Four boats, all 40-foot replicas of the Durham iron-ore freighters commandeered by Washington early in December 1776, begin to fill shortly before 2 p.m. The boats themselves, so crucial to the success of the undertaking, are unique in design.

Of the original boats, some were up to 60 feet in length, built to transport iron ore from the Durham iron works down river to Philadelphia. Eight feet in the beam, 3 1/2 feet deep, each was capable of carrying 15 tons through shallow 30-inch waters.

But to maneuver them was -- and is -- no easy matter. Four 16-foot, two-man oars, plus, at the stern, a 33-foot steering oar require great strength and skill. Which is why Washington asked Col. John Glover, a sailor from Marblehead, Mass., to take charge of the 1776 transport, manning the boats with his own recruits from the ranks of Gloucester fishermen. In tribute to his services a statue of John Glover stands today on Boston's Commonwealth Avenue.
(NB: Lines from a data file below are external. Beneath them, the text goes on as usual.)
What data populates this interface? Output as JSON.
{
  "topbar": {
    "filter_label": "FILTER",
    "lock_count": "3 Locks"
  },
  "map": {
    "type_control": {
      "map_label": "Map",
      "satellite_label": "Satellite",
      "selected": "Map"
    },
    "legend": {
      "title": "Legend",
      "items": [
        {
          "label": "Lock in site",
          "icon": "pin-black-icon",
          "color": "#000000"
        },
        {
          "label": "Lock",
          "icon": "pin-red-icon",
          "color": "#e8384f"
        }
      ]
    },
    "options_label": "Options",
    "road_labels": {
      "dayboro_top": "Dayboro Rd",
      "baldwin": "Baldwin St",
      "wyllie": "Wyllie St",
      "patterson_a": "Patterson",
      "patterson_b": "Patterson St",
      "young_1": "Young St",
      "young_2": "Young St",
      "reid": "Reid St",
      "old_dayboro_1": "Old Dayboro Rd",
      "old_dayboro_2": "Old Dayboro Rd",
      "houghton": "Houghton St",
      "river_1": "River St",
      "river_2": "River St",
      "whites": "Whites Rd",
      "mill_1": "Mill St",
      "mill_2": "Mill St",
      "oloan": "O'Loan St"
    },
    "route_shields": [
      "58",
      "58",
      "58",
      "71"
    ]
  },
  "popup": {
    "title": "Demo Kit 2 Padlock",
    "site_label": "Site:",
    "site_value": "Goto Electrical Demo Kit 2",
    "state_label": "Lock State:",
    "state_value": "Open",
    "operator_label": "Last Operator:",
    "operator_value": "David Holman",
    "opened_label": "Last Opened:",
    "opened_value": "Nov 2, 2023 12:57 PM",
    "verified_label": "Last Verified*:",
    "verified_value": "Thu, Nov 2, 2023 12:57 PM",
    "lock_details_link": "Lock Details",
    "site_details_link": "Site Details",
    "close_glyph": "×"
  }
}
The actual 1776 crossing took place under cover of darkness, beginning at sundown on Christmas Day. It was not completed until just before dawn on Dec. 26. Today, faithful to the Leutze painting, Washington is accorded space in the first of the boats, along with 14 others. In truth, Washington did not cross the river until a beachhead had been secured on the far side.

Indeed, the Virginian's original plan was not to leave the Pennsylvania shore until the last cannon, horse and soldier had been safely transported across. But the filthy weather -- extreme cold, snow that turned to sleet and freezing rain and a harsh north wind coupled with unexpectedly strong currents sweeping great chunks of ice downstream -- all combined to throw the proposed schedule into a cocked tricorn.

Each boat had to cross and recross many times to get the 18 artillery pieces, 200 horses and the 2,400-man, ill-clad, ill-equipped army to the Jersey shore. The boat that carried Washington and 40 others across the Delaware was captained by William Blackler, a salty, savy Massachusetts fisherman who most certainly would never have permitted Washington, rank be damned, to stand during so treacherous a crossing.

Once across the river, what then? Well, the costumed occupants of the four boats can return either by boat or by bridge, options Washington did not give his men. Instead, as history tells us, he led them nine miles south to Trenton, where he expected to be joined by two other contingents totaling 2,500, who were also to have crossed further downstream. Those reinforcements never made it.

Nonetheless, Washington's men in less than an hour and without a single casualty, overran the Hessian garrison, mortally wounding its commanding officer, Col. Johann Rahl, killed 90 Hessians and captured 900 others, plus six brass cannons, three ammunition wagons and enough food and clothing to enable his rag-tag army to achieve yet another crutial victory at Princeton two weeks later.

As for the Hessian prisoners of war, they were sold into servitude for 30 Spanish dollars per man to the owners of the Durham iron works.